BEGIN Source records

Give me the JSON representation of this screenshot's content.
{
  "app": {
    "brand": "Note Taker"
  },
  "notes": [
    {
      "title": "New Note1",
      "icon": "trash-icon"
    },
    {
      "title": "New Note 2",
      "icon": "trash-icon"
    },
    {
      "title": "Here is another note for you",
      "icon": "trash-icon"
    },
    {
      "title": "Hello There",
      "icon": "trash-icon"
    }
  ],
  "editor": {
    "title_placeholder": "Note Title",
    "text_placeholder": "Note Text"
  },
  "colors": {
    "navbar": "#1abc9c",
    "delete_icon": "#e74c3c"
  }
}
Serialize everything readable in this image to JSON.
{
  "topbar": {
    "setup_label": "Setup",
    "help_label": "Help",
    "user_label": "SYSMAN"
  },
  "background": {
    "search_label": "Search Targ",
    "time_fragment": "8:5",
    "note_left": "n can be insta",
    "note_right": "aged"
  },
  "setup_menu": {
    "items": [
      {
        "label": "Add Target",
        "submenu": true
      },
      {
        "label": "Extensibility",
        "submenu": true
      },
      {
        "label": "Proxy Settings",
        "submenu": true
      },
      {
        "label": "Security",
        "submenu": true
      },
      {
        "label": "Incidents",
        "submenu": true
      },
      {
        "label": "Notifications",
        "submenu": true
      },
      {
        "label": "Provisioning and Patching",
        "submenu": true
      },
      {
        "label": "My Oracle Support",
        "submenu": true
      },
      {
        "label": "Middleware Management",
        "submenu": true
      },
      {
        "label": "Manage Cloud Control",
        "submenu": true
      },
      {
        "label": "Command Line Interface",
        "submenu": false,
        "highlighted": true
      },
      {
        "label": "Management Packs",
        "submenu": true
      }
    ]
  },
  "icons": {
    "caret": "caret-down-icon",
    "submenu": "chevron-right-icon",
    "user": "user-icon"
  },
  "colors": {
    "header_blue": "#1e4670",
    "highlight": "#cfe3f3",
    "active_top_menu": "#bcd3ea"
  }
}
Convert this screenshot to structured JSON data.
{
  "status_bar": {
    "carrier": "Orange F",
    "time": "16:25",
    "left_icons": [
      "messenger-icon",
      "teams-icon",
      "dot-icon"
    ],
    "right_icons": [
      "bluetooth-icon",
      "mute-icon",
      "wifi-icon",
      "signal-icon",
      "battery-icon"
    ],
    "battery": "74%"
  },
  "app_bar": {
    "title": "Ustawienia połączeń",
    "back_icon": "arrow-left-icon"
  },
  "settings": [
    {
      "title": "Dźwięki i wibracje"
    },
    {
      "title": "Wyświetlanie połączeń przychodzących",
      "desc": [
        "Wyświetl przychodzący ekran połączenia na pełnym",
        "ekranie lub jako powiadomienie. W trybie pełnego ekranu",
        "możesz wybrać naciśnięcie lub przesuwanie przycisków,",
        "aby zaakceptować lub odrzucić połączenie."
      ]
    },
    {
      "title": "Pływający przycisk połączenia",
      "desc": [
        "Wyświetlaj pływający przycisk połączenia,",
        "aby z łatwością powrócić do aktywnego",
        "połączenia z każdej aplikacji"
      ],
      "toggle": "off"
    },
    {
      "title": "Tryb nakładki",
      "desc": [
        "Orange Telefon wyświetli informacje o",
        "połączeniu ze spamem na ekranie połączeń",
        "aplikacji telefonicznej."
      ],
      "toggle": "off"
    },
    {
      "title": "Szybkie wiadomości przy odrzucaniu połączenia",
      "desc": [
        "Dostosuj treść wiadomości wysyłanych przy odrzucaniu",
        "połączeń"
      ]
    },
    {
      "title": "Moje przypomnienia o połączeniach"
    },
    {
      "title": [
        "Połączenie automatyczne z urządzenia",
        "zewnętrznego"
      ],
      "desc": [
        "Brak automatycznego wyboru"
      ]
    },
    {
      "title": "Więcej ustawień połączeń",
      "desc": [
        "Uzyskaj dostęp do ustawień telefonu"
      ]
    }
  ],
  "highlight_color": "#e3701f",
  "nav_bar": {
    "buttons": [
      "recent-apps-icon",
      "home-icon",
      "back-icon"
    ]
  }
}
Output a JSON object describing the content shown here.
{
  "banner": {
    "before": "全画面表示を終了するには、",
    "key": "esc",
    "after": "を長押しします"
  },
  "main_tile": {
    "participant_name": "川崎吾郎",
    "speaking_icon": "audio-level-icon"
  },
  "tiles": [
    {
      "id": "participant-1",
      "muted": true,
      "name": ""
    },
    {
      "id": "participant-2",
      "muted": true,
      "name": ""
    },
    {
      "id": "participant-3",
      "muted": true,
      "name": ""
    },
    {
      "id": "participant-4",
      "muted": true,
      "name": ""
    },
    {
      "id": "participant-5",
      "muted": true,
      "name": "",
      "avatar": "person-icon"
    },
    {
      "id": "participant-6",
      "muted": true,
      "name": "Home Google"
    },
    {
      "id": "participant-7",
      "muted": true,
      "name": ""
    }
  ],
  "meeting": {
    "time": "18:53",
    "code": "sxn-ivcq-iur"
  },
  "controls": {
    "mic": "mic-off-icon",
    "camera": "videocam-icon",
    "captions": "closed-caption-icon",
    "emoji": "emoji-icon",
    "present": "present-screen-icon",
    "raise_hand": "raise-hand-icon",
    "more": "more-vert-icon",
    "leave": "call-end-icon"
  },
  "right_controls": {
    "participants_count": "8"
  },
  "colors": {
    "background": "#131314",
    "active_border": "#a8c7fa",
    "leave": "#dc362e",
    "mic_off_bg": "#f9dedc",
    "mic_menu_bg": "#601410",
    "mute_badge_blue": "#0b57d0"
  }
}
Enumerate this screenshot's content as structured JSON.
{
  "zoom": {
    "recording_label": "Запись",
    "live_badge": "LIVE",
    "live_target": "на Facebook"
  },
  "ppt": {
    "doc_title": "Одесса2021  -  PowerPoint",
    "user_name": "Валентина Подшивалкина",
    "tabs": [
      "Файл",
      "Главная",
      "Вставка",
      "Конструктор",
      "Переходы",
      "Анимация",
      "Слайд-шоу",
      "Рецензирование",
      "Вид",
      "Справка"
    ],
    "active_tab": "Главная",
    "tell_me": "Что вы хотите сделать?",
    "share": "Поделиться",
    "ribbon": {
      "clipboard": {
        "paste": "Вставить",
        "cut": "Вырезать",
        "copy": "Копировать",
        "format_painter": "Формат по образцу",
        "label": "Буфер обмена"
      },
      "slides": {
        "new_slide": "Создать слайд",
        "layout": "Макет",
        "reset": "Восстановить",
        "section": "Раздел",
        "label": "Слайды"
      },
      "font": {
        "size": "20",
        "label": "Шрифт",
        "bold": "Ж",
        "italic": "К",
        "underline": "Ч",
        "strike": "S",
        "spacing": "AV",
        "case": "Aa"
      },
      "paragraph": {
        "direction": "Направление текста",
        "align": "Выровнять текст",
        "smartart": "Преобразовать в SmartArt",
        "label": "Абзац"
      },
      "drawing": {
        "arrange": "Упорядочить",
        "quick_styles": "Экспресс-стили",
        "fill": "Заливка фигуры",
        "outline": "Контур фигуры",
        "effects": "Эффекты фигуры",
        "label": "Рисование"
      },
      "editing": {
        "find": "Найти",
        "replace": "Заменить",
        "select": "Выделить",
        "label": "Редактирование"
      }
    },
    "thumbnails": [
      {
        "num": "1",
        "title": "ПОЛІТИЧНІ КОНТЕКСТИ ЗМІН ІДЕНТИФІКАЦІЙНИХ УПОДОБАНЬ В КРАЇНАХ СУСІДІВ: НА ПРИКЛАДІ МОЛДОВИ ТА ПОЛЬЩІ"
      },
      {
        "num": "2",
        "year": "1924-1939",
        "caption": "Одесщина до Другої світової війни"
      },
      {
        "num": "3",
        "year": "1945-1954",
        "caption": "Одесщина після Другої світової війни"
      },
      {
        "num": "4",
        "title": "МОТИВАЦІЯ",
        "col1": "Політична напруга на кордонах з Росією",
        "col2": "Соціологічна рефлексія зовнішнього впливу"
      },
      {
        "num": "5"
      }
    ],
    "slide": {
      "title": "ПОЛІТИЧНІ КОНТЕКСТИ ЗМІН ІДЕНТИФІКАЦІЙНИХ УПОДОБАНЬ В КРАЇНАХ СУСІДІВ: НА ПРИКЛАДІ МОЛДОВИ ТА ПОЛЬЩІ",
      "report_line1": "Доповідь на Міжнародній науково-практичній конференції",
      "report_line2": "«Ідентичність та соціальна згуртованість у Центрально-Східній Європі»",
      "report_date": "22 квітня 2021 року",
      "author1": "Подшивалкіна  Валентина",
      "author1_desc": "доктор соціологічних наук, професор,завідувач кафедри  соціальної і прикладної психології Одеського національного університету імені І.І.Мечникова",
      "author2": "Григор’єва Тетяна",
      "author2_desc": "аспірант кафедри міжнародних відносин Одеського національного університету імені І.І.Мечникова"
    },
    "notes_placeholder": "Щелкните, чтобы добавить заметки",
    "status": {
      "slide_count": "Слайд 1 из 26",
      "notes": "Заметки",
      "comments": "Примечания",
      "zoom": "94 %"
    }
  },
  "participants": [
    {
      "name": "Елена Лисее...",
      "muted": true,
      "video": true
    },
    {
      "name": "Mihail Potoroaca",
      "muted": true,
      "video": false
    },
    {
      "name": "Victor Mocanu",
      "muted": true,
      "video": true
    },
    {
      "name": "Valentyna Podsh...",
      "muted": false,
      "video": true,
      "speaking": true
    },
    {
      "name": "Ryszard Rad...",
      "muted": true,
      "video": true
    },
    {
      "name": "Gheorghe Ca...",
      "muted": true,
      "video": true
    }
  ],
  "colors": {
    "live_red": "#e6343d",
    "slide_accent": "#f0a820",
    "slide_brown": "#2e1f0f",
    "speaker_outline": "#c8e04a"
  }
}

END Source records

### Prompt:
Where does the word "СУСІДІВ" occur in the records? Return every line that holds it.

### Output:
        "title": "ПОЛІТИЧНІ КОНТЕКСТИ ЗМІН ІДЕНТИФІКАЦІЙНИХ УПОДОБАНЬ В КРАЇНАХ СУСІДІВ: НА ПРИКЛАДІ МОЛДОВИ ТА ПОЛЬЩІ"
      "title": "ПОЛІТИЧНІ КОНТЕКСТИ ЗМІН ІДЕНТИФІКАЦІЙНИХ УПОДОБАНЬ В КРАЇНАХ СУСІДІВ: НА ПРИКЛАДІ МОЛДОВИ ТА ПОЛЬЩІ",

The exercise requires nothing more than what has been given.